In my clinical practice, I treat people who suffer from just about every imaginable emotional malady – depression, anxiety, anger, addictions, eating disorders, sexual malfunctions, obsessions and compulsions, borderline personality disorders, impulsive acting out, relationship dysfunction, and on and on. To every single one of my patients, I emphasize how important it is for them to step up to the plate and take responsibility for their recovery.
How do I do this? I first help them understand the precise nature and cause of their problems. Then, in the spirit of what the psychologist Carl Rogers taught, “Insight is necessary but not sufficient,” I do my best to convince them that, to get better, they need to work hard, really hard, not only during our sessions, but also in the days between our sessions. I tell them: “The measly forty-five minutes you spend with me each week pales in comparison to the hours you spend with yourself, unwittingly rehearsing and practicing your irrational thinking and dysfunctional behavior. I’ll do everything in my power to teach you what to do, but, if you don’t work your therapy every day, you could very well come to our next appointment next week worse than better.”
In this vein, I make it a point to never let a patient leave my office without at least one between-session therapy assignment. It can be some therapeutic reading, a cognitive restructuring assignment, a behavioral task, or some combination of all three. It never fails that when patients works their therapy, every day, with vigor and focus, they get better.
The same dedication to work applies to creating happiness. All the wonderful happiness strategies in the world will be for naught unless you are willing to use them to bring happiness into your life. If you work them, life will get better. If you don’t, it won’t. It’s that simple.
So, dear reader, here’s your chance to get organized, get focused, and most important, get to work to increase your happiness quotient. I share below a three-step process I call ACT – A refers to creating your Action Plan for Happiness; C has to do with your massive Commitment to do what it takes to bring more pleasure, satisfaction, and happiness into your life; T means Turning On the Action. So, let’s swing into ACTion – now!

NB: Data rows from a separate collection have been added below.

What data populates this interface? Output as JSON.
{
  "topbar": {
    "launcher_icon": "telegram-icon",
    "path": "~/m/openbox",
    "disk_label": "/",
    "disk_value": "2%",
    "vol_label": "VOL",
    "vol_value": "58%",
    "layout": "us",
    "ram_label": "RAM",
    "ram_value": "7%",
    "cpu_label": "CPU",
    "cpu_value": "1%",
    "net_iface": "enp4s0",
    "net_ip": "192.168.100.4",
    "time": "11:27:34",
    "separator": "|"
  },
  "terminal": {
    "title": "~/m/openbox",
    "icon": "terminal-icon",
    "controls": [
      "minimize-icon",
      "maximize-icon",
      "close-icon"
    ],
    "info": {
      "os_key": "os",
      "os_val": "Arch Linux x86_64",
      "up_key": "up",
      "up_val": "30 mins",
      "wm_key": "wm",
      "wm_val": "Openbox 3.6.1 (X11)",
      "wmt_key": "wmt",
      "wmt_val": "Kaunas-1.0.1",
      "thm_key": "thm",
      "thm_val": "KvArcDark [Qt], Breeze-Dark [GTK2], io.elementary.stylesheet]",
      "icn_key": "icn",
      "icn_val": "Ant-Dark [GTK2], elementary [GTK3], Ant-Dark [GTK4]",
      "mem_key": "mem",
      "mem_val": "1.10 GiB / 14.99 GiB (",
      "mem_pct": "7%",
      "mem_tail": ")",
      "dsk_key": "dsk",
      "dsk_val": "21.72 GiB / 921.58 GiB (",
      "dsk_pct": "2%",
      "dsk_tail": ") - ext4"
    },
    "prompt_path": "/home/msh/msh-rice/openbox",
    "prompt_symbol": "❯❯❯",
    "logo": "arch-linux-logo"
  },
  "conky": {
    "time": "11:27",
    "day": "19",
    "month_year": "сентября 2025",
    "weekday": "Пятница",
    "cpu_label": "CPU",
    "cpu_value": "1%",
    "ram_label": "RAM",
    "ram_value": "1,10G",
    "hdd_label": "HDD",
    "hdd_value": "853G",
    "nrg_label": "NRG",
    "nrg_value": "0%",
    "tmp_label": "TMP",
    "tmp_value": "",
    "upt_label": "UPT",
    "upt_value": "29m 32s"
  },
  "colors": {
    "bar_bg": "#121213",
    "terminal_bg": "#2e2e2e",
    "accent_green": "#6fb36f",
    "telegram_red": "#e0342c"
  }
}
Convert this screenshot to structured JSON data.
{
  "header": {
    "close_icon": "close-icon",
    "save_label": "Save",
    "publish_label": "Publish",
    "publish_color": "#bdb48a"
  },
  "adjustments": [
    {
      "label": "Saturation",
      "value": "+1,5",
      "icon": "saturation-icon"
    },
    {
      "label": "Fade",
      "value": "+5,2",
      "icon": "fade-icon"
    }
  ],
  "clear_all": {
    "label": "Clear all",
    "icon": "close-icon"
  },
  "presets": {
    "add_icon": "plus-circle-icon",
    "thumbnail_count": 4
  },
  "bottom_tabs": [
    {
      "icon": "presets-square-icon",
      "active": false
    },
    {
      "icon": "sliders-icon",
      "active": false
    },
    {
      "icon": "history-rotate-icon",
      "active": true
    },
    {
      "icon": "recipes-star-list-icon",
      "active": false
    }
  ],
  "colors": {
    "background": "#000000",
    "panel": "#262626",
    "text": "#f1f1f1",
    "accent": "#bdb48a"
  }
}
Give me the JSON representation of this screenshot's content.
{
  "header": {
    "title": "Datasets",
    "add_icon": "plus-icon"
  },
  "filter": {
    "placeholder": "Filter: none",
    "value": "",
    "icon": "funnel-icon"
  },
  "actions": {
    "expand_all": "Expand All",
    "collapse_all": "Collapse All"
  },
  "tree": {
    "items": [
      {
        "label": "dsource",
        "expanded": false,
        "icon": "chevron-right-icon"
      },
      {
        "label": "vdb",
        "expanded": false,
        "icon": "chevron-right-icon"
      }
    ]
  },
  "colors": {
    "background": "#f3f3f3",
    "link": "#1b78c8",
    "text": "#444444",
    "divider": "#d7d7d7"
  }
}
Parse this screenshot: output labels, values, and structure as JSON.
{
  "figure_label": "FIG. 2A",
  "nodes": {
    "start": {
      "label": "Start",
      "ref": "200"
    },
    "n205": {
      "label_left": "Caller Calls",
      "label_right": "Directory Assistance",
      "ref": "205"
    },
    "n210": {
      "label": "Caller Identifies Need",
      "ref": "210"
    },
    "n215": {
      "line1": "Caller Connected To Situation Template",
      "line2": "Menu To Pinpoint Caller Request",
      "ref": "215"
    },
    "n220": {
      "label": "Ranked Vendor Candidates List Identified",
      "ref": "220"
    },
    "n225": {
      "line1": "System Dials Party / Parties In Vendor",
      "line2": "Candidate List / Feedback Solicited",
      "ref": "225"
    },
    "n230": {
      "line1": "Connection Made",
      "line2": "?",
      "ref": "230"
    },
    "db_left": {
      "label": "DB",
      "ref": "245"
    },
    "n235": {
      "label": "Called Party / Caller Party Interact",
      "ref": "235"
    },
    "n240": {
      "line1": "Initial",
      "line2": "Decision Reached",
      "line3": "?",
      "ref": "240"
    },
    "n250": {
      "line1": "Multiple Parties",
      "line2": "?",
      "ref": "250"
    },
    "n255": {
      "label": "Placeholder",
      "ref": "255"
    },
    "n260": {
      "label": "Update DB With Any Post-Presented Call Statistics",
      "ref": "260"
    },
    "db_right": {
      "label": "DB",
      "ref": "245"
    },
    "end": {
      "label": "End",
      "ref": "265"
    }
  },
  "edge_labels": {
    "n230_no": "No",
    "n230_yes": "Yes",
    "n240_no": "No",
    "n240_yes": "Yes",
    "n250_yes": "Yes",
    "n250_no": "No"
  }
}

Action Plan For Happiness
Starting way back on February 19, 2013, and then each month thereafter, I have published a series of thirty blogs, each with a profound, powerful happiness action strategy. The first ten focused on ways to be happy with yourself (blogs 2/19/13 – 10/31/13), the next ten on how to create happiness with others (11/30/13 – 8/31/14), and the last ten on ways to be happy with life in general (9/30/14 – 6/30/15). In each package of ten, the first five strategies are cognitive or attitudinal, the second five behavioral things to do.
Whether you’ve followed my blogs month-by-month, logged in here and there, or are a first-timer, I suggest that you take the time to browse through these blogs. This may take some time and energy on your part. But, I think your happiness is worth it, don’t you? Once you’ve done this, you are to select one strategy you will begin to do to be happier with yourself, with others, and with life. Write them down below. For each, make notes about where, when, and with whom you’ll act out these strategies.
My Action Plan
Happiness With Self Strategy:
Happiness With Others Strategy:
Happiness With Life Strategy:
All right, great job! You’ve created a concrete happiness action plan that can add tons of pleasure and satisfaction to your life. But, all the plans in the world, without action, will be useless. You need to commit to follow through. Consider what the genius, Johann Wolfgang von Goethe: “At the moment of commitment, the entire universe conspires to assist you.” Here now are three ways for you to get and stay motivated to act out your Action Plan for Happiness each and every day.
Mental Health CE Courses of Interest